When a company is insolvent and cannot meet its liabilities, and creditors have exhausted all options to recover monies due, they can petition the court for the company to be wound up by the court.
Creditors normally follow this course of action when communication has broken down with the company and frustrations have mounted.
A statutory demand is normally issued by the creditor, giving the company 21 days to pay if the debt is not disputed, failing which a petition will be issued for the company to be wound up by the court (compulsory liquidation).
Once a petition is issued against the company by a creditor or creditors, this renders trade difficult and usually results in the cessation of the business. This is unless the petition is discharged by payment in full, together with the additional legal costs incurred, or is successfully defended if it is disputed.
As a director, you must take immediate action when a petition is received if you wish to try to save your business.
If you do nothing as a director, the company will be wound up by the court, and the official receiver will be appointed as the liquidator and will investigate your conduct as an office holder.
Therefore, if a threat to issue a statutory demand or winding-up petition is made or received from a creditor or creditors, it is imperative that you speak to one of our expert insolvency practitioners for advice on a free, no-obligation initial consultation basis.
Dean Nelson, Nicholas Lee, Andrew Stevens and Michael Roome are all licensed in the United Kingdom to act as insolvency practitioners by the Institute of Chartered Accountants in England and Wales. They are bound by the insolvency code of ethics, which can be found here.

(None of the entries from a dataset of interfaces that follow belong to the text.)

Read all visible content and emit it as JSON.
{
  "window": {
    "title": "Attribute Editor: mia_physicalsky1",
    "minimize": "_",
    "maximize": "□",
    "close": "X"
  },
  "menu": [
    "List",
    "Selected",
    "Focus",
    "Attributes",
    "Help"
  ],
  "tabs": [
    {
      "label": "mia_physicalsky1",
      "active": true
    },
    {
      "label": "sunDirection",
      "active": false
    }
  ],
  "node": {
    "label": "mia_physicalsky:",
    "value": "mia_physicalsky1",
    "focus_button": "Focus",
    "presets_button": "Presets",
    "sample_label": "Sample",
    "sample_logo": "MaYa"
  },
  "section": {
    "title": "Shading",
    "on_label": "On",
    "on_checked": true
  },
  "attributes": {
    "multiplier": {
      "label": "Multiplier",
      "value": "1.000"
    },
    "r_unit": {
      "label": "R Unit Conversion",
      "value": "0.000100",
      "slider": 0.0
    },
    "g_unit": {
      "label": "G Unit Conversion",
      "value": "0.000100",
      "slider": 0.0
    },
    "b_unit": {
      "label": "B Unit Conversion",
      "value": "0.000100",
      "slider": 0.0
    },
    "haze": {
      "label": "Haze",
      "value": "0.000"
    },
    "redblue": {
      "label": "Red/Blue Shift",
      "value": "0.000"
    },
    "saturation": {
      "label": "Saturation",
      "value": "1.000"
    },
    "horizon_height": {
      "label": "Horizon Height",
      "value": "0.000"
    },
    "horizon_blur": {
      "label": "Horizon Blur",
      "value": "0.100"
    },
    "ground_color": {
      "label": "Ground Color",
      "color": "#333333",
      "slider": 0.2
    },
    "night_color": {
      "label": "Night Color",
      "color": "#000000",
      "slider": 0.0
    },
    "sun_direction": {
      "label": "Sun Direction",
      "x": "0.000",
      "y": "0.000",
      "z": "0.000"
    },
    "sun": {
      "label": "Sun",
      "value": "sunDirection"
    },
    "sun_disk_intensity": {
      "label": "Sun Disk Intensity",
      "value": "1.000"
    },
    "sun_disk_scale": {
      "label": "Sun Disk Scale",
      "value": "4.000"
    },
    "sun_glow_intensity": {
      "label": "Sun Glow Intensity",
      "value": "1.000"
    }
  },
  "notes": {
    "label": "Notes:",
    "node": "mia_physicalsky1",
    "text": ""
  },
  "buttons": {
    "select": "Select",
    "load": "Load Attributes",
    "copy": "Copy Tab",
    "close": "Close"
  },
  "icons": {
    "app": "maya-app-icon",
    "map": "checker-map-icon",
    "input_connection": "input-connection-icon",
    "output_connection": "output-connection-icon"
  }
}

When acting as receivers, administrative receivers or administrators, they act as agents only, without personal liability, and when acting as administrators, the affairs, business and property of the company are being managed by them.